4. Have you gifted socks? Were they worn, loved and appreciated?

Never! I am considering knitting a pair for Bob, though. It’s a lot of pressure.

5. Could you make nothing but socks for the rest of your life and be happy?

If I can knit one more pair of socks (I’ve made two pair in my life so far) I could be happy the rest of my life never knitting them again. Or, who knows, I might knit another pair and enjoy them so much I will want to knit more! That’s my hope.

6. One of the most addictive things about sock knitting is the amazing selection of fingering weight yarn that is available. What is your favorite yarn for socks? Do you prefer solid or multicolor yarn? Do you have a fiber preference?

For me it will need to be crazy hand painted colors or solid yarn with textured knitting. Wool plus silk (for strength) is my favorite fiber combo. Throw some cashmere in there and I’m hooked.

Well, that was fun and inspiring. Maybe I will cast on a pair of socks today.

February Frogs:

I’m pulling out the linen stitch cowl. It is taking too long and I am afraid I don’t have enough yarn for it. My Hogwarts yarn will make a great pair of clog socks though.

I’m pulling out this Bousta Beanie. It’s not happening.

Do you like my new photo prop? It’s Fair Trade and I picked it up at Pachamama Market when I was in Troy, OH for a work meeting.

I think one should feel good about frogging and this wool felt sunflower does the trick for me.

The new The Just Craft is up!

Creation Hive Knitters

This week I’ve been at Creation Hive looking at products and talking product development. Today we talked woolens, and as I had suspected, they are accomplished knitters!

Jane, middle, and Jacqueline, right, picked up my Bousta Beanie in Milarrochy Tweed and carried on where I left off. Jane then cast on her own hat using locally produced wool yarn. They don’t have circular needles here, but we’ve found a source for them.

I have great faith in these ladies developing a line of Fair Trade woolens in Kenyan merino wool yarn! It will support their textile economy as well. It’s a great solution and I’m thrilled to have played my little part in it. I can’t wait to see their creations and to bring them to the US through Global Gifts!

Kenana Knitters

On the way to Eldoret we stopped at Kenana Knitters. Unfortunately we were there on a Saturday when the workshop is closed, but the Manager, Susan, met us and the founder, Patricia, came to meet us. I was able to interview both of them for The Just Craft, and I can’t wait to share it with you!

Susan and Patricia showing me one of their handmade spinning wheels made with a repurposed bicycle wheel.

They use locally produced wool for their yarn, and dye it with native plants! As you can imagine, I was totally geeked out.

They don’t allow photos of their products, but if you go to their website you will see what they make. It’s a wonderful workshop offering gainful employment and empowering programs for the local women.

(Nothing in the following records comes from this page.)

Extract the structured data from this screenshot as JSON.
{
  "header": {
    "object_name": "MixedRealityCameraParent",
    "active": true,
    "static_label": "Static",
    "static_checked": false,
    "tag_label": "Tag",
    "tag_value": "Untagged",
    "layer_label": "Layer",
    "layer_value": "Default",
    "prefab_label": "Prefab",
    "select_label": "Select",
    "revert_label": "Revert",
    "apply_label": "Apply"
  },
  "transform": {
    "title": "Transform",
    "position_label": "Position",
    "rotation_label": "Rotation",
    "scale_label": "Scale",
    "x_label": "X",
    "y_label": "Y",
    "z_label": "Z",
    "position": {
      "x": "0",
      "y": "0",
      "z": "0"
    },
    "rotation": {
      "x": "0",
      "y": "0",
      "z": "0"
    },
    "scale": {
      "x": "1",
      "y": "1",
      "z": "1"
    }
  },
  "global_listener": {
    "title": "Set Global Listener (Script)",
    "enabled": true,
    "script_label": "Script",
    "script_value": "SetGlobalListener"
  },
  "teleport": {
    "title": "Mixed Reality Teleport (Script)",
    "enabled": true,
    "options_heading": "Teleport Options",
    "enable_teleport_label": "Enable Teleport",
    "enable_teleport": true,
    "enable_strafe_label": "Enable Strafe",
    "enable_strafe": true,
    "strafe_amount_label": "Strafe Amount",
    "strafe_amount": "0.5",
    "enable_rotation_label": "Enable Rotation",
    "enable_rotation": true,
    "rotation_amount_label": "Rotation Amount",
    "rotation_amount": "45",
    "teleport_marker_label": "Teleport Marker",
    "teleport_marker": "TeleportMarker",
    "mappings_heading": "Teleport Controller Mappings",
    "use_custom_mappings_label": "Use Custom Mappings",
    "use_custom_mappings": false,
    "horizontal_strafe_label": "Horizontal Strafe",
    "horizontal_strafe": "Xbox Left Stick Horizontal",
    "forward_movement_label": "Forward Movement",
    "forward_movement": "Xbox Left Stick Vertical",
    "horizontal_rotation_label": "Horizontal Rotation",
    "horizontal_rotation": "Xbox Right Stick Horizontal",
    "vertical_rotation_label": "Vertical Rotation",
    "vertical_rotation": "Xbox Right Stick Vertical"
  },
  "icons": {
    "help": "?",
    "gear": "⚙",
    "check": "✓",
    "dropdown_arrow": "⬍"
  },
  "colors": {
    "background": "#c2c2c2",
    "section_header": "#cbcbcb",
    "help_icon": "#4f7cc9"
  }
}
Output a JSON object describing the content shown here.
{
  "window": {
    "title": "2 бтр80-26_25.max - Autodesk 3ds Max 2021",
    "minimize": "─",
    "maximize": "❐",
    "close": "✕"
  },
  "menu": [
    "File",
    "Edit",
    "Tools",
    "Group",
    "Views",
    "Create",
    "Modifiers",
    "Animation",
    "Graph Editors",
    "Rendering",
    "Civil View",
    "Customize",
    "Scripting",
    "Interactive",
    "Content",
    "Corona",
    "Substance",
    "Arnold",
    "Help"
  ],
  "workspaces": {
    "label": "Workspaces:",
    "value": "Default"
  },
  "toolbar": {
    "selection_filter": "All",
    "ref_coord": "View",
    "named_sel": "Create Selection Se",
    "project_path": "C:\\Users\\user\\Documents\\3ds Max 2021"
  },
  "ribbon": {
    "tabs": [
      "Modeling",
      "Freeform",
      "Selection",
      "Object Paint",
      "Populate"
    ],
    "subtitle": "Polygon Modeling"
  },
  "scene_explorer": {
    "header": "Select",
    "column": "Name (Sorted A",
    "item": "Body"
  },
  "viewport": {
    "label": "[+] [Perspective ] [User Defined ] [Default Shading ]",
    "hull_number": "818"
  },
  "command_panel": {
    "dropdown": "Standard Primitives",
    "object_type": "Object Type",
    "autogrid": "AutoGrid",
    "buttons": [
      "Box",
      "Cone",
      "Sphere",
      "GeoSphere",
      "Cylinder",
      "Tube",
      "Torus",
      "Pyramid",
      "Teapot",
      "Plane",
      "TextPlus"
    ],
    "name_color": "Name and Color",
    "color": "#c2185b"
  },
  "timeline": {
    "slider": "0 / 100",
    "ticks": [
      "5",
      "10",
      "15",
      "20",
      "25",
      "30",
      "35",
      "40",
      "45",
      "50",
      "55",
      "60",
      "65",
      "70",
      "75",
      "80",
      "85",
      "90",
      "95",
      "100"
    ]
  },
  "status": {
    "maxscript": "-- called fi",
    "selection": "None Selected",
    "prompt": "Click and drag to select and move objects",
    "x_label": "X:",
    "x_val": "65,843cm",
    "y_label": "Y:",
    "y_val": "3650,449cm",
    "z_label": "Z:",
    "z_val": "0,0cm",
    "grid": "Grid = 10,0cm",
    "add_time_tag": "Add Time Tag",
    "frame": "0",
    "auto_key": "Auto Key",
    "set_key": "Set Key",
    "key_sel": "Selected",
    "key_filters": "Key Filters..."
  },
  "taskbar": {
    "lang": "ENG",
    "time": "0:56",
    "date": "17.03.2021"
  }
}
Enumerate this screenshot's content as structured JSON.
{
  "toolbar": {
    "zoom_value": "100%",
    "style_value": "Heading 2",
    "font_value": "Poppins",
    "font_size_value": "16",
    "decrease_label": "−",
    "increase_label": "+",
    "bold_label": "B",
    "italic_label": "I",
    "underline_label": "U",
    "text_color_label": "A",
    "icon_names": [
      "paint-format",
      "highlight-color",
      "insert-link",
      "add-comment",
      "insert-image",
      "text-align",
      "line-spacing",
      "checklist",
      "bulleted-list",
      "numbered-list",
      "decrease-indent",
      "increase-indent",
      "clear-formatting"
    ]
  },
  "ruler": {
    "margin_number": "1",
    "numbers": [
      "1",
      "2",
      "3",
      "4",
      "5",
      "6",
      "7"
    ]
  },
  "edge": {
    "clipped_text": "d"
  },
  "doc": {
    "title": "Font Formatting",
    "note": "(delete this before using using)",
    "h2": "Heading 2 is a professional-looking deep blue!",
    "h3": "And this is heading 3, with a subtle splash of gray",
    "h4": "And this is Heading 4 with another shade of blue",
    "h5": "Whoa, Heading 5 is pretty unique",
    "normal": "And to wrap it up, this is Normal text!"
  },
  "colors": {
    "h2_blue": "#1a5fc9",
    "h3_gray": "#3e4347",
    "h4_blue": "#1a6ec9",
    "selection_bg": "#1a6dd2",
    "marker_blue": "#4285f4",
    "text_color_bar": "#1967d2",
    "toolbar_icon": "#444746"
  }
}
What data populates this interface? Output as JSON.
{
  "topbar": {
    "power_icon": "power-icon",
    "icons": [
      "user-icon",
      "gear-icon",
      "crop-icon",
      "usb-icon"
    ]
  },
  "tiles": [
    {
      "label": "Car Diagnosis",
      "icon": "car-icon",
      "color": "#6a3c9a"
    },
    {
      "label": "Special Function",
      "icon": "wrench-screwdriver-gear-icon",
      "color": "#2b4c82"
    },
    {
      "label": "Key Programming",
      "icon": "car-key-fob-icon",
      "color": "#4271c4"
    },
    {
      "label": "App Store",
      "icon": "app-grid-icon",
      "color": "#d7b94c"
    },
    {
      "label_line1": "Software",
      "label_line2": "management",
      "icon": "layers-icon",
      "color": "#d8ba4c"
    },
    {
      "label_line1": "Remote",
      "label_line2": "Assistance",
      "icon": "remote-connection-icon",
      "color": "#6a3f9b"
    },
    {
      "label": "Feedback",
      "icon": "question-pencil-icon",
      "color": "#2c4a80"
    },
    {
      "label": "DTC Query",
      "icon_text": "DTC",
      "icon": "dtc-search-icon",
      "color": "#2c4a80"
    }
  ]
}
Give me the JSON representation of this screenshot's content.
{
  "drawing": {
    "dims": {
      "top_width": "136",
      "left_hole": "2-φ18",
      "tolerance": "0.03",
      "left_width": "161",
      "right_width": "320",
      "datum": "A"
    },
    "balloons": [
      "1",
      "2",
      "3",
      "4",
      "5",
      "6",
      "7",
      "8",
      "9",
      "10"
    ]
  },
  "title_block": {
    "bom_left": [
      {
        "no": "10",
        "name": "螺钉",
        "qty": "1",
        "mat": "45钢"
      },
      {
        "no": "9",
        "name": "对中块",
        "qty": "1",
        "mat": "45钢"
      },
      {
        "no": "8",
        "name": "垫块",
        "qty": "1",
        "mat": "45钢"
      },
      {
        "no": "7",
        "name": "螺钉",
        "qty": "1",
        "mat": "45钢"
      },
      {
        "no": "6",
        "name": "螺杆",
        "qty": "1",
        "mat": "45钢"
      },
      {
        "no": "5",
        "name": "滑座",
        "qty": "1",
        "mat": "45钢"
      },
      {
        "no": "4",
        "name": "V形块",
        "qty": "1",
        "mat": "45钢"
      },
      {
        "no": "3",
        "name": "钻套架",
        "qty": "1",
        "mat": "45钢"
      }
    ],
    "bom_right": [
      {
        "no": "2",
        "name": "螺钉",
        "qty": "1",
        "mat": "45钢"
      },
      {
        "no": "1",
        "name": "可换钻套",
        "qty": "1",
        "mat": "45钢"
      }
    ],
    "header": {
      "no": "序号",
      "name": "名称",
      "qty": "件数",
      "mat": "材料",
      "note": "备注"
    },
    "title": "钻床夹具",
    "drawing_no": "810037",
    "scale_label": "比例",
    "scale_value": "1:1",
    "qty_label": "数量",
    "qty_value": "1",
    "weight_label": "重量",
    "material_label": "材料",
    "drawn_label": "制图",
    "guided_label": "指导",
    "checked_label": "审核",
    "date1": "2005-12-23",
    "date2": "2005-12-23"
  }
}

I finished my first hat in Kenyan wool. What do you think about the tassel? Two tassels? No tassel? Pompom? I like how the tassel looks like a thistle and I am calling it my Thistle Tassel Hat. It’s a tad big (I have a big head) so it needs to be taken down by a couple of stitches. But it’s simple and a novice knitter could accomplish it easily, I think. I might add another tassel.